▶ _Exercise goal_
Scan the data below and pick out the lines containing the word "Biking".

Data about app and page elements
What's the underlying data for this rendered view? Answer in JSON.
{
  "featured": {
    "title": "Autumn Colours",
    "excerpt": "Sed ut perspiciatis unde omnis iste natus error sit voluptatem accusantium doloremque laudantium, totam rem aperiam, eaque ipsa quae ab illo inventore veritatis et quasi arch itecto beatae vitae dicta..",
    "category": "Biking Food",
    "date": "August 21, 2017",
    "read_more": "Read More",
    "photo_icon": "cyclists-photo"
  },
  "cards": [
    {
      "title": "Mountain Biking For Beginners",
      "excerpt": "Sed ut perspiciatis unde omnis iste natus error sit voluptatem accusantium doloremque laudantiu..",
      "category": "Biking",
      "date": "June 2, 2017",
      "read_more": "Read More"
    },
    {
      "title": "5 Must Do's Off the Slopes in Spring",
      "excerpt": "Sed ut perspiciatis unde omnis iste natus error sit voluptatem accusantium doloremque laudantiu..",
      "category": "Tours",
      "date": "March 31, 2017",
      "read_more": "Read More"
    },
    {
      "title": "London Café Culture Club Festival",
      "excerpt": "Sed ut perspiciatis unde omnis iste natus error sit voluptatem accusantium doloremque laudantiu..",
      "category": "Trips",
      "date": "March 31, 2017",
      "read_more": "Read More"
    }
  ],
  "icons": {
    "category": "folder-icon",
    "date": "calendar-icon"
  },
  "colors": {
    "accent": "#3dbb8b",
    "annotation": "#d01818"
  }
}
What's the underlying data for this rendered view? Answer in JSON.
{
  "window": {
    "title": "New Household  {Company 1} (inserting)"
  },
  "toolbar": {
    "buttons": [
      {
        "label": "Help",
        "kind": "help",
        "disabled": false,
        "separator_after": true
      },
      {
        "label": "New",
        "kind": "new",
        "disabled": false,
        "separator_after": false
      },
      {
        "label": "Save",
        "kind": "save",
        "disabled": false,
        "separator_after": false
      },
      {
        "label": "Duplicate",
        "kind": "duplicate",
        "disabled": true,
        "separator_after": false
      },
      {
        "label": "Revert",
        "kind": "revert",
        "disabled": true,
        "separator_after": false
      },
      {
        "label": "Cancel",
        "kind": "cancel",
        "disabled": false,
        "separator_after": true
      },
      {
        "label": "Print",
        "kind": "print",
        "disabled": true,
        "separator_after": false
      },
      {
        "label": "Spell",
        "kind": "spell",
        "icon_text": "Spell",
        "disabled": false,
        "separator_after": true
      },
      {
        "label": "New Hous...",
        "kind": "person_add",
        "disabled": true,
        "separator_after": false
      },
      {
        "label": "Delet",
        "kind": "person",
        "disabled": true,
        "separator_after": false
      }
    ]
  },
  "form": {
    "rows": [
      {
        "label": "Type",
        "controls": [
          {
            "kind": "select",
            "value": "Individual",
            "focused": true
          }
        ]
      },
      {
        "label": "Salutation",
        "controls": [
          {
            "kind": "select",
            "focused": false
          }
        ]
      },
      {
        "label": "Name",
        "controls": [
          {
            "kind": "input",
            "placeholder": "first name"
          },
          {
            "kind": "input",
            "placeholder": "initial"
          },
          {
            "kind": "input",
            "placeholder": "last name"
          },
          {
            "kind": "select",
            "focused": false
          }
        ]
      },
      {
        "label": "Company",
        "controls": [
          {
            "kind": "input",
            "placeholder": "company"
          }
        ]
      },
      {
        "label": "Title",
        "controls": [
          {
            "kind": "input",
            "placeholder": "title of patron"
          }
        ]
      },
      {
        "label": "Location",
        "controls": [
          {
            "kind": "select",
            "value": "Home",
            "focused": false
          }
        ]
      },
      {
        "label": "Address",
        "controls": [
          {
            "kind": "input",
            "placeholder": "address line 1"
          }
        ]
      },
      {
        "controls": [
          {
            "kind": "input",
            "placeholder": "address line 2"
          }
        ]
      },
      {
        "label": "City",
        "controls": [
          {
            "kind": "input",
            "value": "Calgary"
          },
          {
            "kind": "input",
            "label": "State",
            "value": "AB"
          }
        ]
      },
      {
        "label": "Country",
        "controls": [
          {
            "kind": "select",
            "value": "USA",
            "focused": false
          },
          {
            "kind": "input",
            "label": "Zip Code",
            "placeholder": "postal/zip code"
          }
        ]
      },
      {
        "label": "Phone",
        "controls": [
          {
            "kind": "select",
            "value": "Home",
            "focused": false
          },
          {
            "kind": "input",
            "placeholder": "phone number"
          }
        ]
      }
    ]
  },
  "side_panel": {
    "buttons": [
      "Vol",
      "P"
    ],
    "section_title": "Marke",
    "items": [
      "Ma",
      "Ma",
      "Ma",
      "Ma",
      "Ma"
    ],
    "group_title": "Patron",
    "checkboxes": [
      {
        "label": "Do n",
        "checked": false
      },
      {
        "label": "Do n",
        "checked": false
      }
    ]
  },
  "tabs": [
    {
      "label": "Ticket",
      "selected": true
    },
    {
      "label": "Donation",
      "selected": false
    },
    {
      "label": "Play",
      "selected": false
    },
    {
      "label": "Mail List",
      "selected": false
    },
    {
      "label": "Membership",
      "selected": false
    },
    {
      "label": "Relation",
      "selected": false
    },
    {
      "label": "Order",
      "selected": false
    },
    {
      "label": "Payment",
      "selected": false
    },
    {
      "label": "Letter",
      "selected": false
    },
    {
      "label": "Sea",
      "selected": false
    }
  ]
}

▶ _Response below_
    "category": "Biking Food",
      "title": "Mountain Biking For Beginners",
      "category": "Biking",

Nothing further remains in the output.